THE PROBLEM — Every line of the entries below that mentions "labels" is to be copied out.

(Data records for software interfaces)

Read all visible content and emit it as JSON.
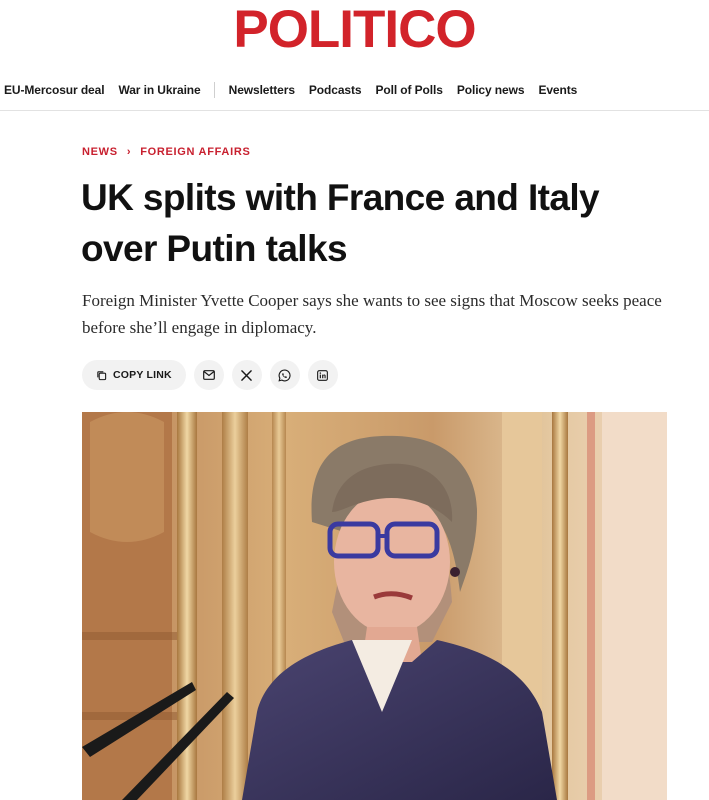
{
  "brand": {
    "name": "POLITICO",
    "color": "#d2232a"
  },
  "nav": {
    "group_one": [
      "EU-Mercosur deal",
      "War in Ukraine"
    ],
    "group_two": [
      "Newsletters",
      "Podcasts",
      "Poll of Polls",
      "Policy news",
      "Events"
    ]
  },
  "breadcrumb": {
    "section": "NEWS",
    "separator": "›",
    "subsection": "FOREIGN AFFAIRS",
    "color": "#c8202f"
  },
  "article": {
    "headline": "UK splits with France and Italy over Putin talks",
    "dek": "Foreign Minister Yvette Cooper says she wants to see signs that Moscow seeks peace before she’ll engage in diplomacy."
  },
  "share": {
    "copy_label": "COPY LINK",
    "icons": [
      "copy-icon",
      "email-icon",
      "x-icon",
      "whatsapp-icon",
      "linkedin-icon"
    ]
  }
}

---

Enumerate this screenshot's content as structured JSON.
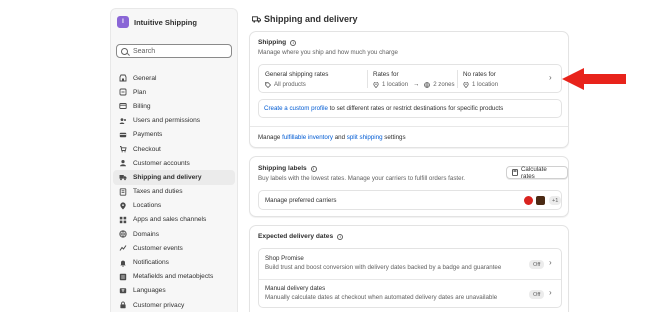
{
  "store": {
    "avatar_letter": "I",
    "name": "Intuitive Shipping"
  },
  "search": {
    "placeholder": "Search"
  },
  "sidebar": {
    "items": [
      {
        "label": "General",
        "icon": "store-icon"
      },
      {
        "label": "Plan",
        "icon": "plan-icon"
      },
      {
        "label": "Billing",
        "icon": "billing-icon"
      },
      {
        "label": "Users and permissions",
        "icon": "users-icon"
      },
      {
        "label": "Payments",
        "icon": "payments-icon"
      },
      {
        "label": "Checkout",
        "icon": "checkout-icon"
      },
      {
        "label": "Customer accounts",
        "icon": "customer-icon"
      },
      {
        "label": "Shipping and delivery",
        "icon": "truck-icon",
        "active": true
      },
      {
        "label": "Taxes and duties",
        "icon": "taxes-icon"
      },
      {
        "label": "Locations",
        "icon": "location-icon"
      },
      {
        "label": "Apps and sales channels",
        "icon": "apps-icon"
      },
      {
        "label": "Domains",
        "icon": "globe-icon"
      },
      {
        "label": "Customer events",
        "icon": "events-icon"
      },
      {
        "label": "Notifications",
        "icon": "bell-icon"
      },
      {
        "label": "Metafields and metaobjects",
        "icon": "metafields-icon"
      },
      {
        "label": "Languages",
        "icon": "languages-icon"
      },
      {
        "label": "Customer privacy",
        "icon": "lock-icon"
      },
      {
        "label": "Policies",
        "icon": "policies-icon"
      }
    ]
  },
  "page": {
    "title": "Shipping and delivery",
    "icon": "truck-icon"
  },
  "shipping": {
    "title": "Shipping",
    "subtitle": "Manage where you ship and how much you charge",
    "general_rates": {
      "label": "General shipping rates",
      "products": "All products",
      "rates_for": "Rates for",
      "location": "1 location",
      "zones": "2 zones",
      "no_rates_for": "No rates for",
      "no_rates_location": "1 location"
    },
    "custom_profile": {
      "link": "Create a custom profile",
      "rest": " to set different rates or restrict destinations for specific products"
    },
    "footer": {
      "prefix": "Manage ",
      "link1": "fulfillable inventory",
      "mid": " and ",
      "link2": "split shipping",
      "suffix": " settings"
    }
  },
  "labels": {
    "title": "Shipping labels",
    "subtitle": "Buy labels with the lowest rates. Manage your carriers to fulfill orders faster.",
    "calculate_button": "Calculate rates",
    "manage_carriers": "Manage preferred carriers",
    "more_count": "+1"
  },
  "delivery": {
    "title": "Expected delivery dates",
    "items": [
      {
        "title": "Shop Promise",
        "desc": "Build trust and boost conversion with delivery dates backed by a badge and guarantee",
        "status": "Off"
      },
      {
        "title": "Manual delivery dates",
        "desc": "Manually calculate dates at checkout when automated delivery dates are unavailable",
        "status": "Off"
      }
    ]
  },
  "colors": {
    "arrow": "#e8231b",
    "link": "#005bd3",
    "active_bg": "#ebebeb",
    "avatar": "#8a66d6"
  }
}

ANSWER TO THE EXERCISE —
  "labels": {
    "title": "Shipping labels",
    "subtitle": "Buy labels with the lowest rates. Manage your carriers to fulfill orders faster.",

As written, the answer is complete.